Figure 4: Distribution of adversarial images crafted based on Inception-ResNet-v2 network w.r.t. human perception. The dots and stars in the figure refer to max and average pooling, respectively. The words Obvious, Mixed, and Hard refer to the level of difficulty for a human to perceive the attacks.

In Figure 4, we visualize the accuracy of Inception-ResNet-v2 for different groups of attacks and, in the same plot, we show the perceptibility of each group of the attacks (i.e. the difficulty level for a human to detect a perturbed image). Note that lower accuracy and harder detection (lower right of the plot) implies a more successful attack. As shown in the figure, gradient based attacks are the most successful ones in terms of fooling both human (i.e. perception) and machine (i.e. accuracy).

5 Conclusion

In this paper, we extensively tested the vulnerability of the two state-of-the-art deep classification networks against ten different adversarial attacks on chest X-ray images. We found that the single pixel attack completely failed for gray-level X-ray chest images.
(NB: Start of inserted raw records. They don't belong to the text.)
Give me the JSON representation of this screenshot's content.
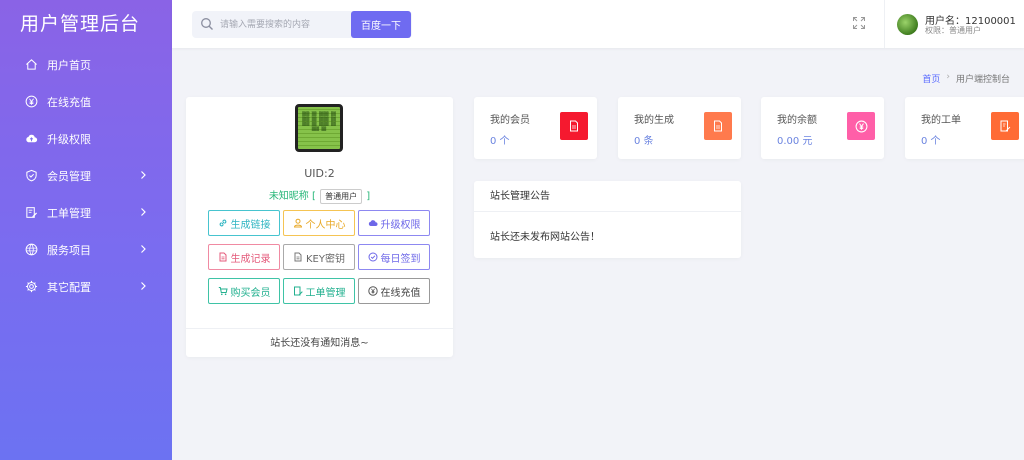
{
  "brand": {
    "title": "用户管理后台"
  },
  "sidebar": {
    "items": [
      {
        "label": "用户首页",
        "icon": "home-icon"
      },
      {
        "label": "在线充值",
        "icon": "yen-coin-icon"
      },
      {
        "label": "升级权限",
        "icon": "cloud-upload-icon"
      },
      {
        "label": "会员管理",
        "icon": "shield-check-icon",
        "has_submenu": true
      },
      {
        "label": "工单管理",
        "icon": "ticket-edit-icon",
        "has_submenu": true
      },
      {
        "label": "服务项目",
        "icon": "globe-icon",
        "has_submenu": true
      },
      {
        "label": "其它配置",
        "icon": "gear-icon",
        "has_submenu": true
      }
    ]
  },
  "header": {
    "search": {
      "placeholder": "请输入需要搜索的内容",
      "button_label": "百度一下"
    },
    "user": {
      "name_label": "用户名：12100001",
      "role_label": "权限：普通用户"
    }
  },
  "breadcrumb": {
    "home": "首页",
    "current": "用户端控制台"
  },
  "profile": {
    "uid": "UID:2",
    "nickname": "未知昵称",
    "level_badge": "普通用户",
    "buttons": [
      {
        "label": "生成链接",
        "icon": "link-icon",
        "color": "#2fb5c2"
      },
      {
        "label": "个人中心",
        "icon": "user-icon",
        "color": "#e8a928"
      },
      {
        "label": "升级权限",
        "icon": "cloud-upload-icon",
        "color": "#6d67e8"
      },
      {
        "label": "生成记录",
        "icon": "document-icon",
        "color": "#e45a7b"
      },
      {
        "label": "KEY密钥",
        "icon": "file-icon",
        "color": "#666666"
      },
      {
        "label": "每日签到",
        "icon": "check-circle-icon",
        "color": "#6d67e8"
      },
      {
        "label": "购买会员",
        "icon": "cart-icon",
        "color": "#22b08f"
      },
      {
        "label": "工单管理",
        "icon": "ticket-edit-icon",
        "color": "#22b08f"
      },
      {
        "label": "在线充值",
        "icon": "yen-coin-icon",
        "color": "#444444"
      }
    ],
    "footer_message": "站长还没有通知消息~"
  },
  "stats": [
    {
      "label": "我的会员",
      "value": "0 个",
      "icon": "vip-card-icon",
      "color": "#f5192f"
    },
    {
      "label": "我的生成",
      "value": "0 条",
      "icon": "document-icon",
      "color": "#ff7a4d"
    },
    {
      "label": "我的余额",
      "value": "0.00 元",
      "icon": "yen-coin-icon",
      "color": "#ff5fa8"
    },
    {
      "label": "我的工单",
      "value": "0 个",
      "icon": "ticket-edit-icon",
      "color": "#ff6b35"
    }
  ],
  "notice": {
    "title": "站长管理公告",
    "body": "站长还未发布网站公告！"
  },
  "colors": {
    "accent": "#6f6bf1",
    "sidebar_top": "#8a63e6",
    "sidebar_bottom": "#6c72f2",
    "link": "#5b6cff"
  }
}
We also showed that the pooling operation can make a considerable difference for some attacks, even leading to a complete failure of the attack for a particular class. We also demonstrated that the crafted adversarial images with some of the attacks, e.g. Gaussian blur and contrast reduction methods, can be simply detected with the naked eye. Finally, we showed that the gradient based attacks applied to the chest X-ray images are the most successful in terms of fulling both machine and human. Although both networks, Inception-ResNet-v2 and Nasnet-Large, failed against gradient-based attacks, in general, the latter (with average pooling) was more resilient to decision and score based attacks.


We thank NVIDIA Corporation for GPU donation and MITACS Globalink for funding.